▸ Provided information:
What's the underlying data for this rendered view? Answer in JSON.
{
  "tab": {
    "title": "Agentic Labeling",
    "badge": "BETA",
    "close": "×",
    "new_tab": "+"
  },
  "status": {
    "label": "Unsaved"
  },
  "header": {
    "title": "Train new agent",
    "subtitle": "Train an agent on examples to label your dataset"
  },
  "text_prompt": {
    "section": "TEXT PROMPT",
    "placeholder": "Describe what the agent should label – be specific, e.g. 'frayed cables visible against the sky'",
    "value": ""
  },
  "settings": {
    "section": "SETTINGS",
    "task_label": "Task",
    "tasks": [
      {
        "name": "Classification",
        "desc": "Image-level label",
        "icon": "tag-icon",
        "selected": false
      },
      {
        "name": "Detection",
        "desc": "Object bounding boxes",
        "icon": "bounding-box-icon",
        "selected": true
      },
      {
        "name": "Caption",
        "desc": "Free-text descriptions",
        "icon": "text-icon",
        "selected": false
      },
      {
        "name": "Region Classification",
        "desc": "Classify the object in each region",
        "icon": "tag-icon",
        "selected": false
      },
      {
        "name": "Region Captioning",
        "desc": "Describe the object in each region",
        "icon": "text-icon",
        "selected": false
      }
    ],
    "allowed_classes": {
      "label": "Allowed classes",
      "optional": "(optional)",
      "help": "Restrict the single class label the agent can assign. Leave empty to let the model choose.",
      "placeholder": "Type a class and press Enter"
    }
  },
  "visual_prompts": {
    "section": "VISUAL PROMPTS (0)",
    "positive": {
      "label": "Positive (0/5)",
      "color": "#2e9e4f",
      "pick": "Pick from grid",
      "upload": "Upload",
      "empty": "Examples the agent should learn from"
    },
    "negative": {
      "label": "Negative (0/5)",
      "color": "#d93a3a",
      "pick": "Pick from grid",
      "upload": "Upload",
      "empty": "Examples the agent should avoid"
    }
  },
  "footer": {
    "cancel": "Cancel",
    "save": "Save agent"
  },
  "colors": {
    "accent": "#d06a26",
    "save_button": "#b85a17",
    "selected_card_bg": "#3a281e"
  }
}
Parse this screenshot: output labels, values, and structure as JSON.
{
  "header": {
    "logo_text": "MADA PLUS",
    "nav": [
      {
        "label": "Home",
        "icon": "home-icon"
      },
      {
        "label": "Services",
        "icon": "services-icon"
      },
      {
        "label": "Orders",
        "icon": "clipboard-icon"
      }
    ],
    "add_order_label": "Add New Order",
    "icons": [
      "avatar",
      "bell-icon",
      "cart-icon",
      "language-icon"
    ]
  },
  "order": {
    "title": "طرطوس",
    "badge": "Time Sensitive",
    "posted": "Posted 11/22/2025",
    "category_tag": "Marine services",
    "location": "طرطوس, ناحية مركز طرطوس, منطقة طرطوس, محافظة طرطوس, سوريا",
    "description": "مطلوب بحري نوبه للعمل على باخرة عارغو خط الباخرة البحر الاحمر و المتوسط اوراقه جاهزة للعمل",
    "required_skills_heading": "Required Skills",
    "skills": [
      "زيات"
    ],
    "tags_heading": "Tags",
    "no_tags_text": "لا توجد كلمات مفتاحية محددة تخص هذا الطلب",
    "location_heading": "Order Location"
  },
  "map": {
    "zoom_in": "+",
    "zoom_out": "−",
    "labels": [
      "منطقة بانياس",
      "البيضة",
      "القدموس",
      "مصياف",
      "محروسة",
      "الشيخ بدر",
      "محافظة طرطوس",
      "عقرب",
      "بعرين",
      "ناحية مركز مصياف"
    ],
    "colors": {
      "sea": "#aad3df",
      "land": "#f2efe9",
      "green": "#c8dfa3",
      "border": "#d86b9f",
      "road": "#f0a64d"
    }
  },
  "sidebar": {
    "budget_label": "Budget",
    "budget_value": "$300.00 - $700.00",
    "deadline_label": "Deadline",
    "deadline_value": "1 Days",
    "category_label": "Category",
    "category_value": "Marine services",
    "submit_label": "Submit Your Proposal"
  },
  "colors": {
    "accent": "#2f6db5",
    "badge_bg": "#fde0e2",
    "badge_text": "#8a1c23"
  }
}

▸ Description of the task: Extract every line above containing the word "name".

▸ Task result:
        "name": "Classification",
        "name": "Detection",
        "name": "Caption",
        "name": "Region Classification",
        "name": "Region Captioning",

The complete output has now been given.